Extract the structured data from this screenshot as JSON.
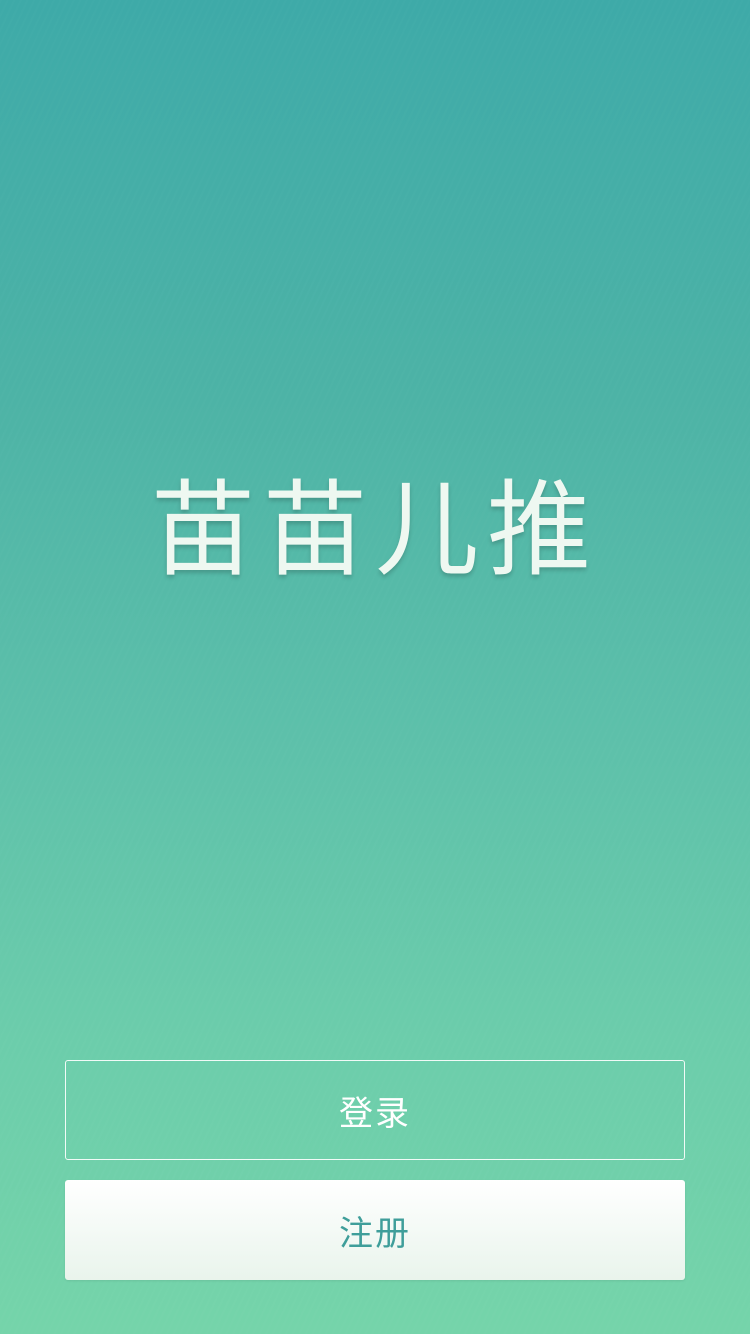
{
  "app": {
    "title": "苗苗儿推"
  },
  "actions": {
    "login_label": "登录",
    "register_label": "注册"
  },
  "colors": {
    "gradient_top": "#3eaaa8",
    "gradient_bottom": "#75d4aa",
    "title_color": "#eef8f1",
    "register_text": "#3f9e9a"
  }
}
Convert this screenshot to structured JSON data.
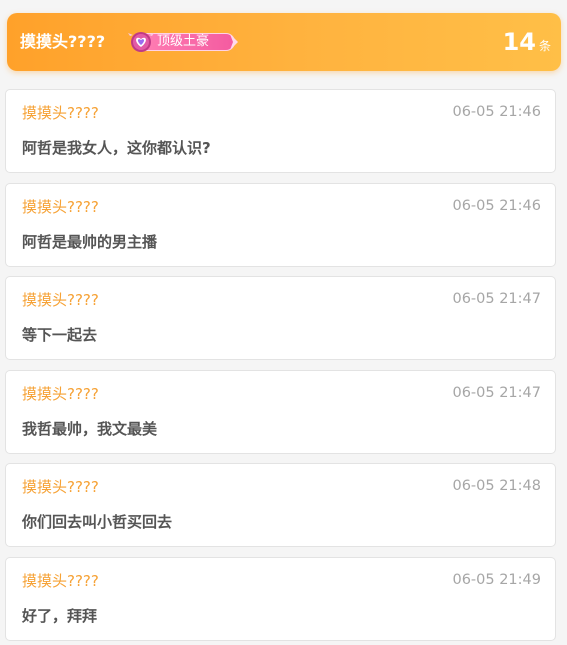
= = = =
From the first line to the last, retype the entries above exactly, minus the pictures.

Extract the structured data from this screenshot as JSON.
{
  "app": {
    "title": "苗苗儿推"
  },
  "actions": {
    "login_label": "登录",
    "register_label": "注册"
  },
  "colors": {
    "gradient_top": "#3eaaa8",
    "gradient_bottom": "#75d4aa",
    "title_color": "#eef8f1",
    "register_text": "#3f9e9a"
  }
}
Convert this screenshot to structured JSON data.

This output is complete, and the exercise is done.